Seven Reasons to Study East & South Asian Studies
For those considering a degree in this area, but need further convincing, The Complete University Guide lends its expertise. Here are the top seven reasons to study an East & South Asian Studies degree:
1. Second language
One of the skills most prized in graduates by large modern companies is the ability to be deployed abroad without concern over whether they can carry out their job in a different culture. A knowledge of a second language to degree level will give your CV a boost like few other things can.
2. Unusual course
Fancy doing something outside the norm? Stretching yourself in an area barely touched on in schools? Reckon you can stand everyone in a party you meet saying to you, "I've never met anyone who does that before"? Then consider East and South Asian Studies.
3. Combined courses
Asian Studies departments usually offer a number of dual honours degrees meaning you’ll be able to combine a cultural education with another passion of yours, or explore two strands of learning in greater detail.
4. Opportunity to study abroad
As the name suggests, East & South Asian Studies is a very international area and this is reflected in the variety of modules students are able to select if they want to study abroad. Students can tailor their degree according to aspirations of travelling the world, and keep their interest in this part of the world alight.

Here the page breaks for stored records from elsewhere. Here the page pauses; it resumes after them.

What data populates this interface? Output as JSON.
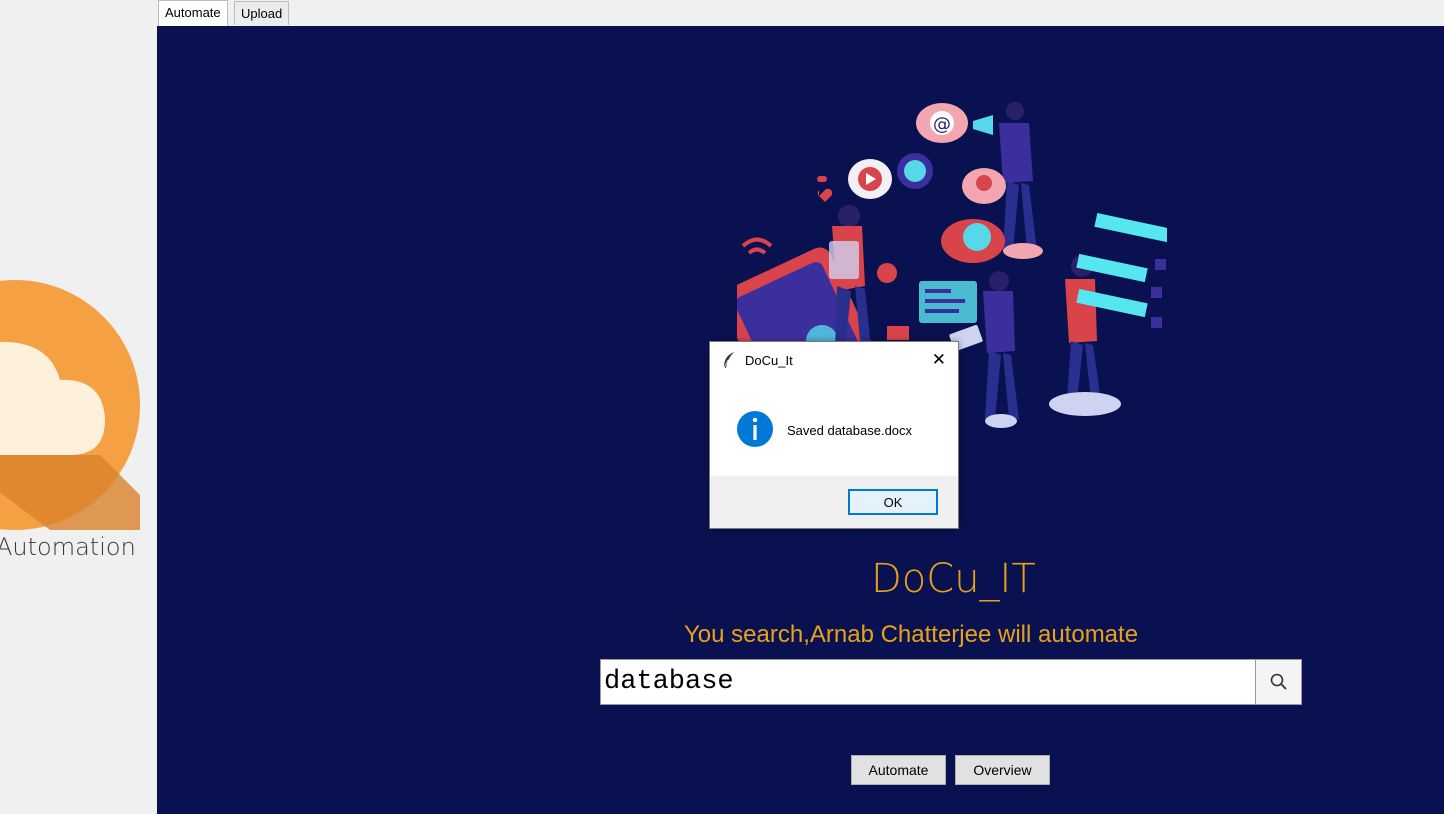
{
  "left_panel": {
    "label": "Automation",
    "logo_icon": "cloud-icon"
  },
  "tabs": [
    {
      "label": "Automate",
      "active": true
    },
    {
      "label": "Upload",
      "active": false
    }
  ],
  "main": {
    "brand_title": "DoCu_IT",
    "tagline": "You search,Arnab Chatterjee will automate",
    "search": {
      "value": "database",
      "icon": "search-icon"
    },
    "buttons": {
      "automate": "Automate",
      "overview": "Overview"
    }
  },
  "dialog": {
    "title": "DoCu_It",
    "message": "Saved database.docx",
    "ok_label": "OK",
    "icon": "info-icon",
    "close_glyph": "✕"
  },
  "colors": {
    "navy_background": "#0a1150",
    "brand_orange": "#e8a21a",
    "logo_orange": "#f5a042",
    "accent_blue": "#0078d7"
  }
}
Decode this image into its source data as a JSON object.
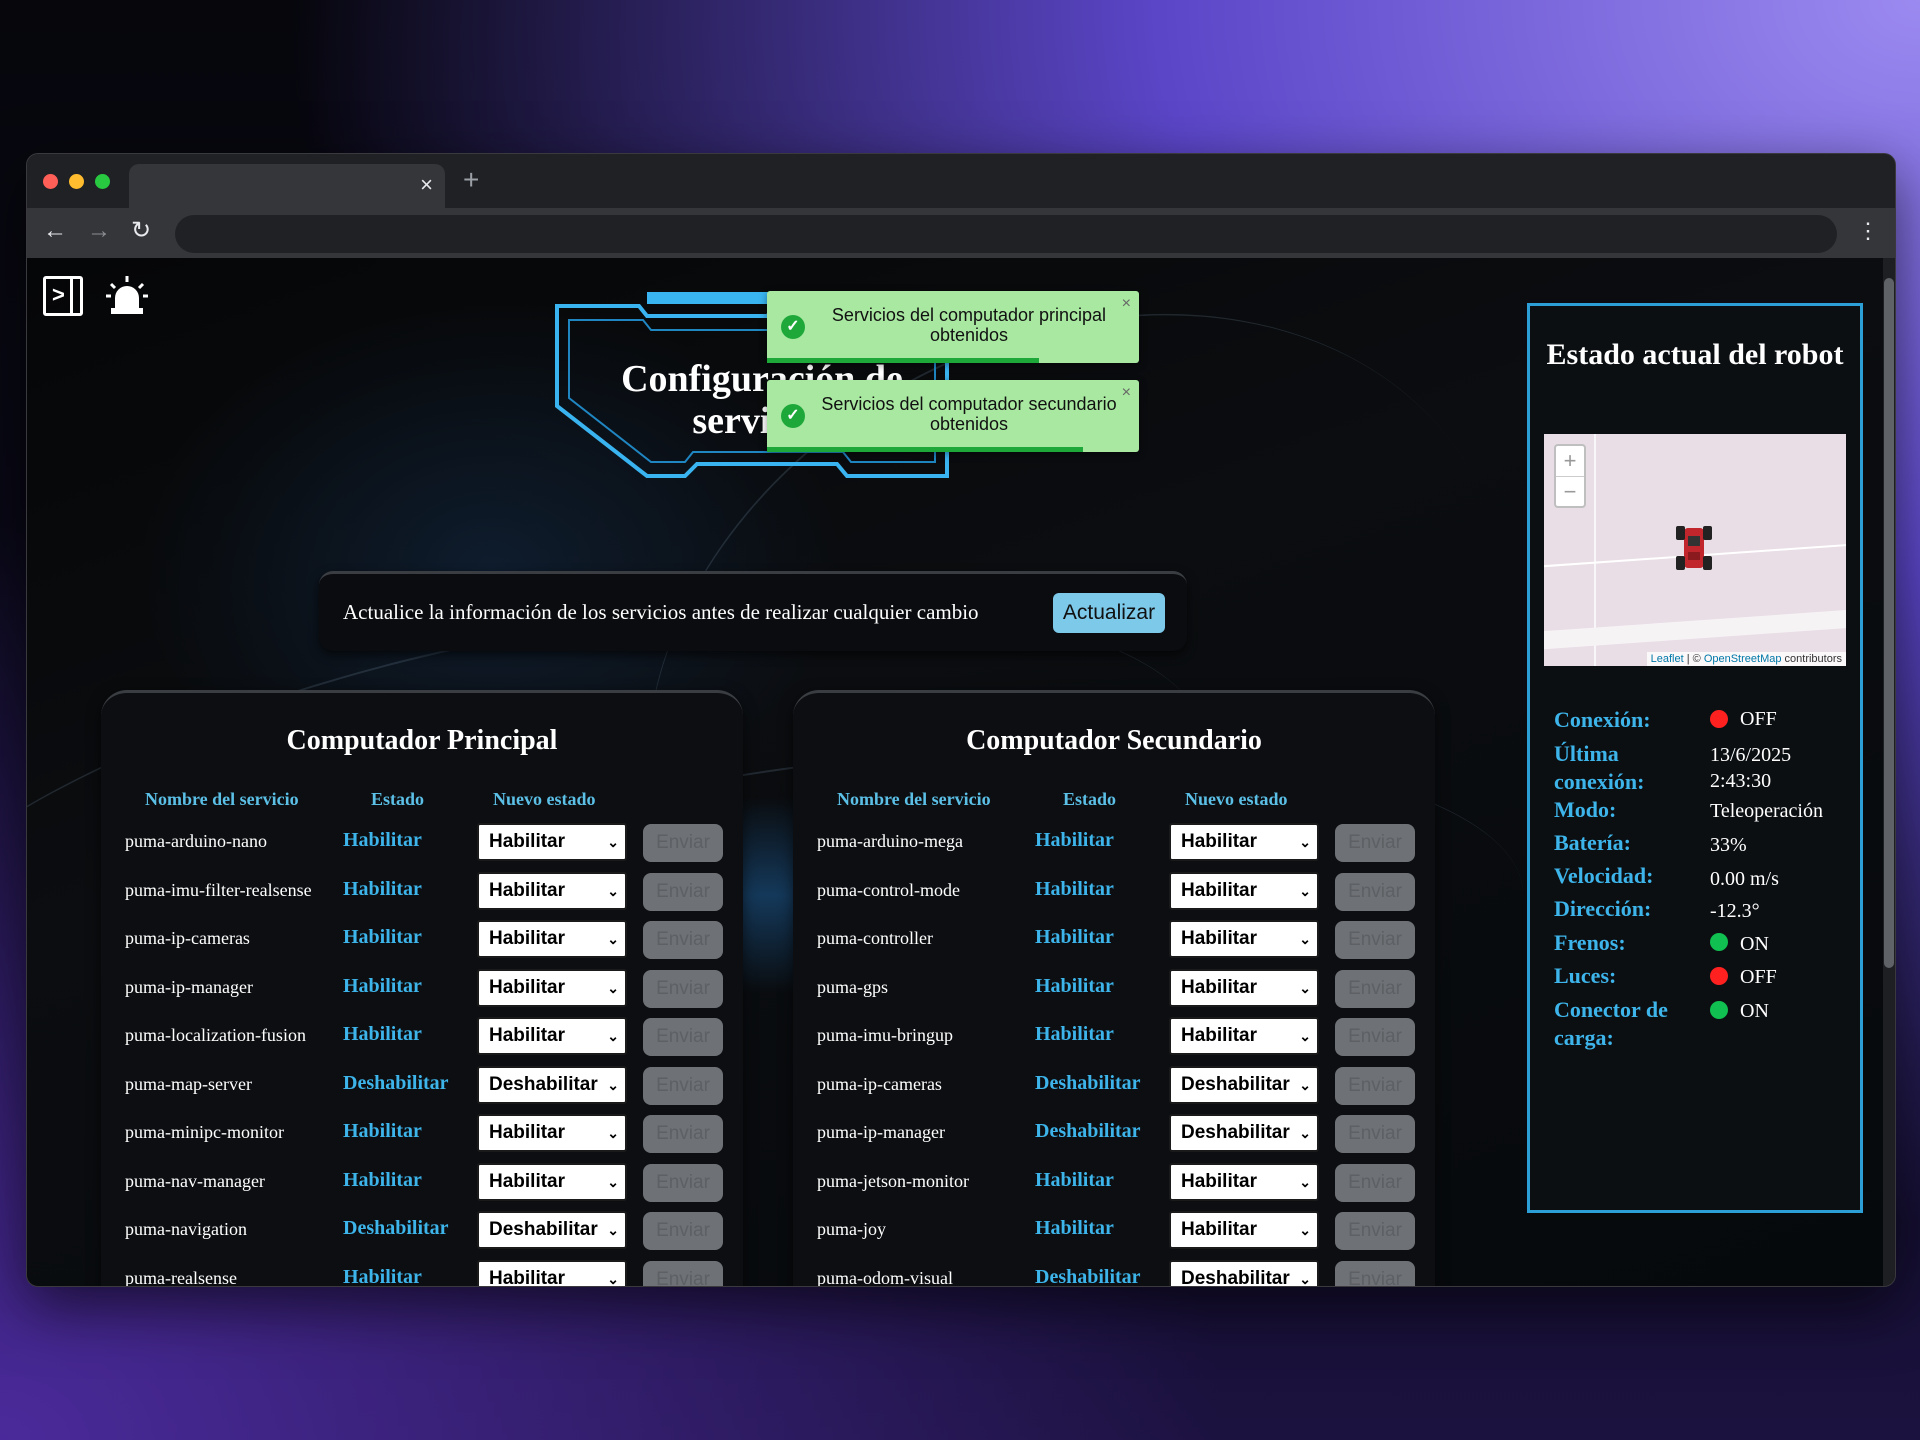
{
  "browser": {
    "tab_close": "×",
    "new_tab": "+",
    "back": "←",
    "forward": "→",
    "reload": "↻",
    "menu": "⋮"
  },
  "page": {
    "title": "Configuración de servicios",
    "toasts": [
      {
        "message": "Servicios del computador principal obtenidos",
        "close": "×",
        "progress": 0.73
      },
      {
        "message": "Servicios del computador secundario obtenidos",
        "close": "×",
        "progress": 0.85
      }
    ],
    "info": {
      "text": "Actualice la información de los servicios antes de realizar cualquier cambio",
      "button": "Actualizar"
    },
    "columns": {
      "name": "Nombre del servicio",
      "state": "Estado",
      "new_state": "Nuevo estado"
    },
    "send_label": "Enviar",
    "primary": {
      "title": "Computador Principal",
      "rows": [
        {
          "name": "puma-arduino-nano",
          "state": "Habilitar",
          "new": "Habilitar"
        },
        {
          "name": "puma-imu-filter-realsense",
          "state": "Habilitar",
          "new": "Habilitar"
        },
        {
          "name": "puma-ip-cameras",
          "state": "Habilitar",
          "new": "Habilitar"
        },
        {
          "name": "puma-ip-manager",
          "state": "Habilitar",
          "new": "Habilitar"
        },
        {
          "name": "puma-localization-fusion",
          "state": "Habilitar",
          "new": "Habilitar"
        },
        {
          "name": "puma-map-server",
          "state": "Deshabilitar",
          "new": "Deshabilitar"
        },
        {
          "name": "puma-minipc-monitor",
          "state": "Habilitar",
          "new": "Habilitar"
        },
        {
          "name": "puma-nav-manager",
          "state": "Habilitar",
          "new": "Habilitar"
        },
        {
          "name": "puma-navigation",
          "state": "Deshabilitar",
          "new": "Deshabilitar"
        },
        {
          "name": "puma-realsense",
          "state": "Habilitar",
          "new": "Habilitar"
        }
      ]
    },
    "secondary": {
      "title": "Computador Secundario",
      "rows": [
        {
          "name": "puma-arduino-mega",
          "state": "Habilitar",
          "new": "Habilitar"
        },
        {
          "name": "puma-control-mode",
          "state": "Habilitar",
          "new": "Habilitar"
        },
        {
          "name": "puma-controller",
          "state": "Habilitar",
          "new": "Habilitar"
        },
        {
          "name": "puma-gps",
          "state": "Habilitar",
          "new": "Habilitar"
        },
        {
          "name": "puma-imu-bringup",
          "state": "Habilitar",
          "new": "Habilitar"
        },
        {
          "name": "puma-ip-cameras",
          "state": "Deshabilitar",
          "new": "Deshabilitar"
        },
        {
          "name": "puma-ip-manager",
          "state": "Deshabilitar",
          "new": "Deshabilitar"
        },
        {
          "name": "puma-jetson-monitor",
          "state": "Habilitar",
          "new": "Habilitar"
        },
        {
          "name": "puma-joy",
          "state": "Habilitar",
          "new": "Habilitar"
        },
        {
          "name": "puma-odom-visual",
          "state": "Deshabilitar",
          "new": "Deshabilitar"
        }
      ]
    }
  },
  "robot_status": {
    "title": "Estado actual del robot",
    "map": {
      "zoom_in": "+",
      "zoom_out": "−",
      "leaflet": "Leaflet",
      "separator": " | © ",
      "osm": "OpenStreetMap",
      "contrib": " contributors"
    },
    "items": [
      {
        "label": "Conexión:",
        "value": "OFF",
        "led": "red"
      },
      {
        "label": "Última conexión:",
        "value": "13/6/2025 2:43:30"
      },
      {
        "label": "Modo:",
        "value": "Teleoperación"
      },
      {
        "label": "Batería:",
        "value": "33%"
      },
      {
        "label": "Velocidad:",
        "value": "0.00 m/s"
      },
      {
        "label": "Dirección:",
        "value": "-12.3°"
      },
      {
        "label": "Frenos:",
        "value": "ON",
        "led": "green"
      },
      {
        "label": "Luces:",
        "value": "OFF",
        "led": "red"
      },
      {
        "label": "Conector de carga:",
        "value": "ON",
        "led": "green"
      }
    ]
  },
  "colors": {
    "accent": "#3db4ea",
    "frame": "#2c9fd6",
    "toast_bg": "#a8e8a0",
    "toast_ok": "#1fa83a"
  }
}
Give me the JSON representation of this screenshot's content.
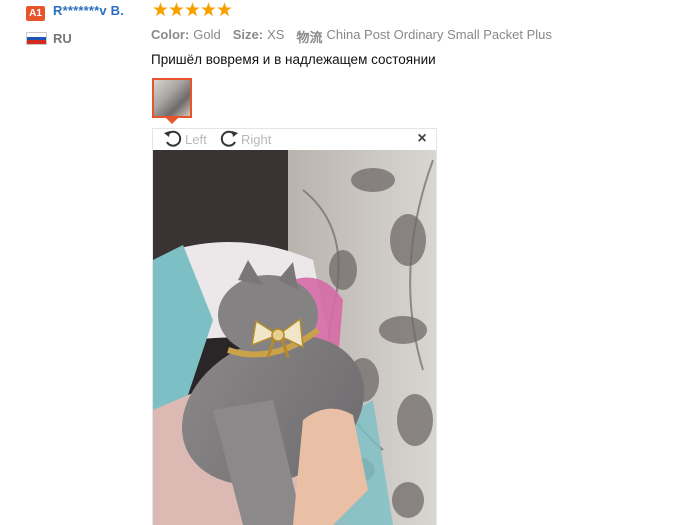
{
  "reviewer": {
    "level": "A1",
    "name": "R*******v B.",
    "country_code": "RU",
    "rating": 5
  },
  "order_info": [
    {
      "label": "Color:",
      "value": "Gold"
    },
    {
      "label": "Size:",
      "value": "XS"
    },
    {
      "label": "物流",
      "value": "China Post Ordinary Small Packet Plus"
    }
  ],
  "feedback_text": "Пришёл вовремя и в надлежащем состоянии",
  "viewer": {
    "rotate_left_label": "Left",
    "rotate_right_label": "Right",
    "close_symbol": "×"
  },
  "colors": {
    "accent": "#e8552c",
    "name_link": "#2a6fc0",
    "star": "#f6a000"
  },
  "icons": [
    "rotate-left-icon",
    "rotate-right-icon",
    "close-icon",
    "star-icon",
    "flag-ru-icon"
  ]
}
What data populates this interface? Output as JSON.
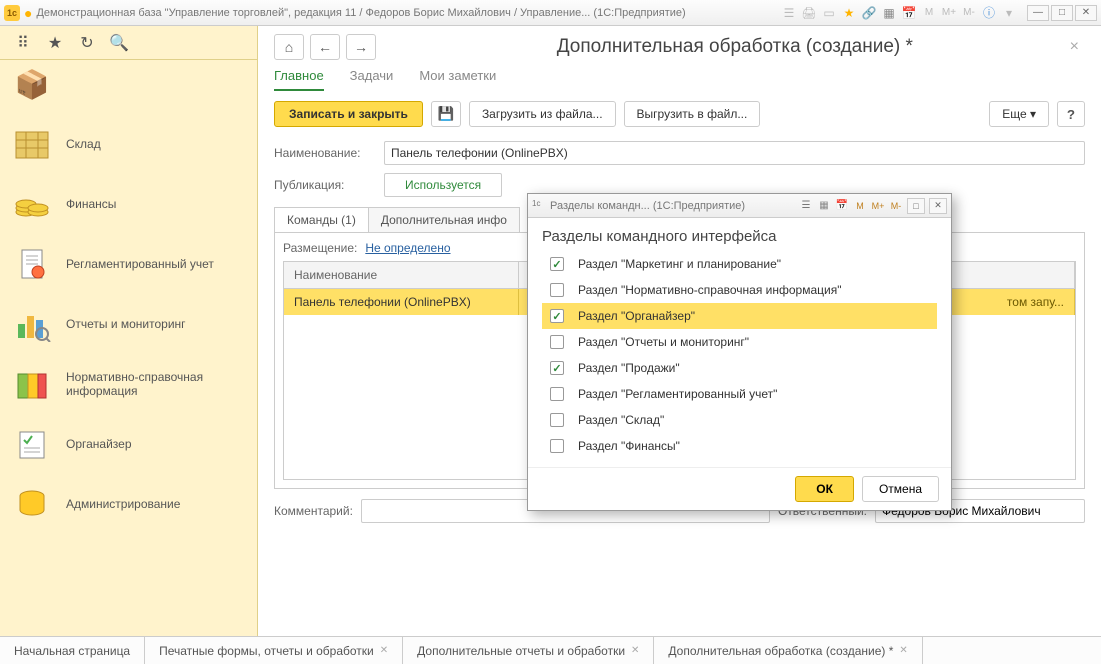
{
  "window": {
    "title": "Демонстрационная база \"Управление торговлей\", редакция 11 / Федоров Борис Михайлович / Управление... (1С:Предприятие)",
    "calc_labels": [
      "M",
      "M+",
      "M-"
    ]
  },
  "sidebar": {
    "items": [
      {
        "label": "Склад"
      },
      {
        "label": "Финансы"
      },
      {
        "label": "Регламентированный учет"
      },
      {
        "label": "Отчеты и мониторинг"
      },
      {
        "label": "Нормативно-справочная информация"
      },
      {
        "label": "Органайзер"
      },
      {
        "label": "Администрирование"
      }
    ]
  },
  "page": {
    "title": "Дополнительная обработка (создание) *",
    "tabs": [
      "Главное",
      "Задачи",
      "Мои заметки"
    ],
    "toolbar": {
      "save_close": "Записать и закрыть",
      "load_file": "Загрузить из файла...",
      "export_file": "Выгрузить в файл...",
      "more": "Еще"
    },
    "fields": {
      "name_label": "Наименование:",
      "name_value": "Панель телефонии (OnlinePBX)",
      "pub_label": "Публикация:",
      "pub_value": "Используется"
    },
    "subtabs": [
      "Команды (1)",
      "Дополнительная инфо"
    ],
    "placement": {
      "label": "Размещение:",
      "link": "Не определено"
    },
    "grid": {
      "col_name": "Наименование",
      "row_name": "Панель телефонии (OnlinePBX)",
      "row_rest": "том запу..."
    },
    "footer": {
      "comment_label": "Комментарий:",
      "comment_value": "",
      "resp_label": "Ответственный:",
      "resp_value": "Федоров Борис Михайлович"
    }
  },
  "bottom_tabs": [
    "Начальная страница",
    "Печатные формы, отчеты и обработки",
    "Дополнительные отчеты и обработки",
    "Дополнительная обработка (создание) *"
  ],
  "modal": {
    "title": "Разделы командн... (1С:Предприятие)",
    "heading": "Разделы командного интерфейса",
    "items": [
      {
        "label": "Раздел \"Маркетинг и планирование\"",
        "checked": true
      },
      {
        "label": "Раздел \"Нормативно-справочная информация\"",
        "checked": false
      },
      {
        "label": "Раздел \"Органайзер\"",
        "checked": true,
        "selected": true
      },
      {
        "label": "Раздел \"Отчеты и мониторинг\"",
        "checked": false
      },
      {
        "label": "Раздел \"Продажи\"",
        "checked": true
      },
      {
        "label": "Раздел \"Регламентированный учет\"",
        "checked": false
      },
      {
        "label": "Раздел \"Склад\"",
        "checked": false
      },
      {
        "label": "Раздел \"Финансы\"",
        "checked": false
      }
    ],
    "ok": "ОК",
    "cancel": "Отмена",
    "calc_labels": [
      "M",
      "M+",
      "M-"
    ]
  }
}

5. International perspective
The world is a small yet diverse place, both more global, yet at the same time dividing people like nothing else. South East Asian degrees can reflect this trend.
6. Multicultural environment
The quality of Asian education at UK universities attracts a substantial number of tutors from overseas. Studying in this discipline will put you in close contact with those who have first hand knowledge of the subject, as well as easier contact with students raised in this culture.
7. No prior experience in the area required
Schools don't offer direct routes into East & South Asian Studies, unlike for English, History and others, so most courses won't look for degrees in particular subjects, just a good overall score and someone who can contribute to the degree. Ideal if you, to put it simply, don't know what to do.